>>

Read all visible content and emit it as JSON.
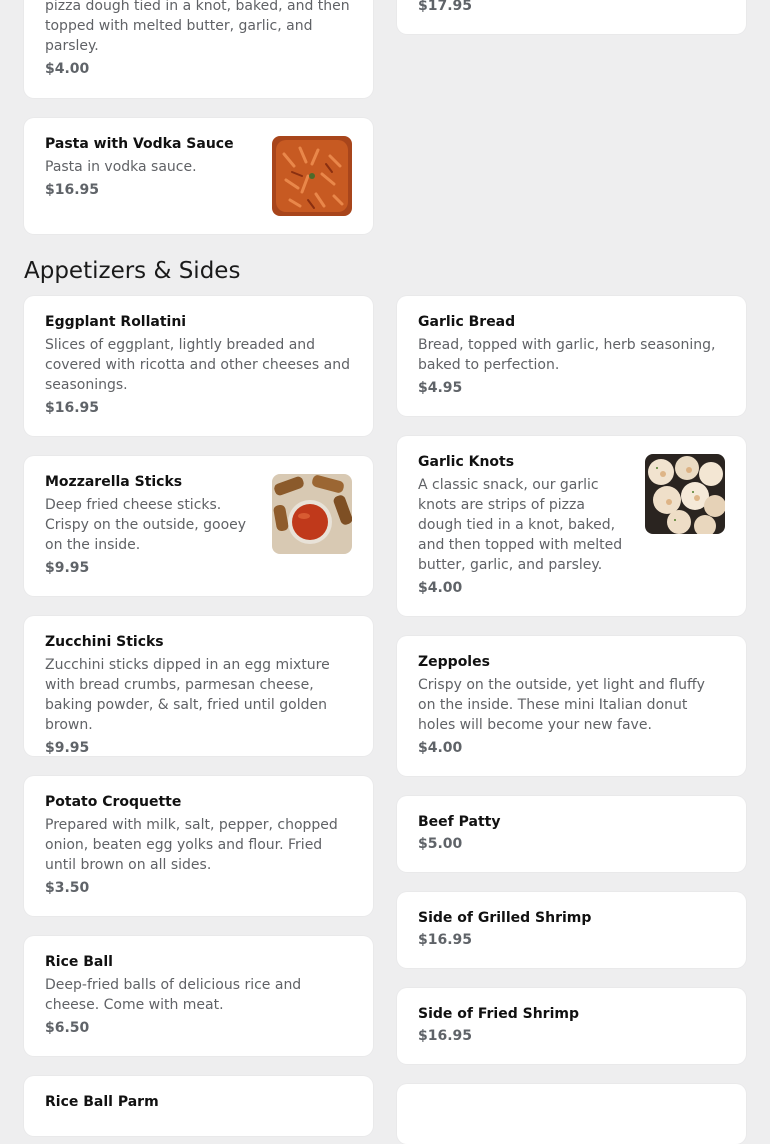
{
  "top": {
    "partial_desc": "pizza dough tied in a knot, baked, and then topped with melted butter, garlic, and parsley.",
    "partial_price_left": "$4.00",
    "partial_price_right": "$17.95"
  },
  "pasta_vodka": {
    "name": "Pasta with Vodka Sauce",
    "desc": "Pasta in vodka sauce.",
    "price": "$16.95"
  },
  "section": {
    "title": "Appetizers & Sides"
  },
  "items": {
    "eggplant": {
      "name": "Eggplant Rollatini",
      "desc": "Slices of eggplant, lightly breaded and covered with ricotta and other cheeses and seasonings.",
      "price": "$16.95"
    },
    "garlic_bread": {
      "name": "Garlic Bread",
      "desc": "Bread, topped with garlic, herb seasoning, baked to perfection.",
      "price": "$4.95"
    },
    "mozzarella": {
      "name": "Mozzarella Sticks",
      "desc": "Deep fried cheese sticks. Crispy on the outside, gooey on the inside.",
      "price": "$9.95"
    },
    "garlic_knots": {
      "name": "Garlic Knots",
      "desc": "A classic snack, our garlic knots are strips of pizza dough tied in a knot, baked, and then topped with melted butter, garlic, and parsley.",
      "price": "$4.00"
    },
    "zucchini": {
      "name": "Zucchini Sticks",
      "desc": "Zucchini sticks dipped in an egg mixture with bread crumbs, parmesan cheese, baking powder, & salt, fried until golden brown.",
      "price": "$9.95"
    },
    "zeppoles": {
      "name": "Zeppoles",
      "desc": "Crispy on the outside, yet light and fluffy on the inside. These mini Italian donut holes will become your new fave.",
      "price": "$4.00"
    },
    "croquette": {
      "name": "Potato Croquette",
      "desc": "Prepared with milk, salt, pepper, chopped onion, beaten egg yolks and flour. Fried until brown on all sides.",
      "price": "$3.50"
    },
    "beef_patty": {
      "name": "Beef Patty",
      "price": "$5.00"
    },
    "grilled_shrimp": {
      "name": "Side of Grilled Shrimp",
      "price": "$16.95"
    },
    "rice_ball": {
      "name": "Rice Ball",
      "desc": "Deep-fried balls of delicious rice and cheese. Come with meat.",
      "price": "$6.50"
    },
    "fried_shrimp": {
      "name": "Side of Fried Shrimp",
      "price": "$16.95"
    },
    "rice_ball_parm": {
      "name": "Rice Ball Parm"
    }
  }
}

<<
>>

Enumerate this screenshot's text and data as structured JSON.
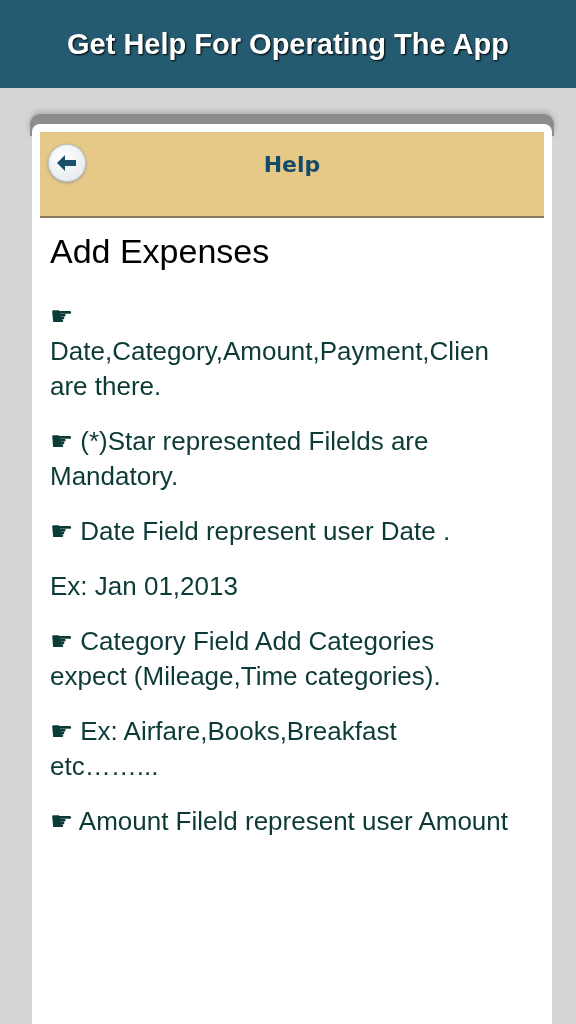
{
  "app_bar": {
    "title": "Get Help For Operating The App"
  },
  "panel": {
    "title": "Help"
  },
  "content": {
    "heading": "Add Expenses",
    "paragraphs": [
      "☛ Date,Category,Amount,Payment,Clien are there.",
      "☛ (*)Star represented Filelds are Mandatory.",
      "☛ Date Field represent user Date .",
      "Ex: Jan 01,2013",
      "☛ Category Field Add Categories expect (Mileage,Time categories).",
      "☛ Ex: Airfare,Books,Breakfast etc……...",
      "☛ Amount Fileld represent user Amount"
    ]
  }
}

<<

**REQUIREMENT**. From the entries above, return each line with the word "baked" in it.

**RESPONSE TO THE EXERCISE**.
    "partial_desc": "pizza dough tied in a knot, baked, and then topped with melted butter, garlic, and parsley.",
      "desc": "Bread, topped with garlic, herb seasoning, baked to perfection.",
      "desc": "A classic snack, our garlic knots are strips of pizza dough tied in a knot, baked, and then topped with melted butter, garlic, and parsley.",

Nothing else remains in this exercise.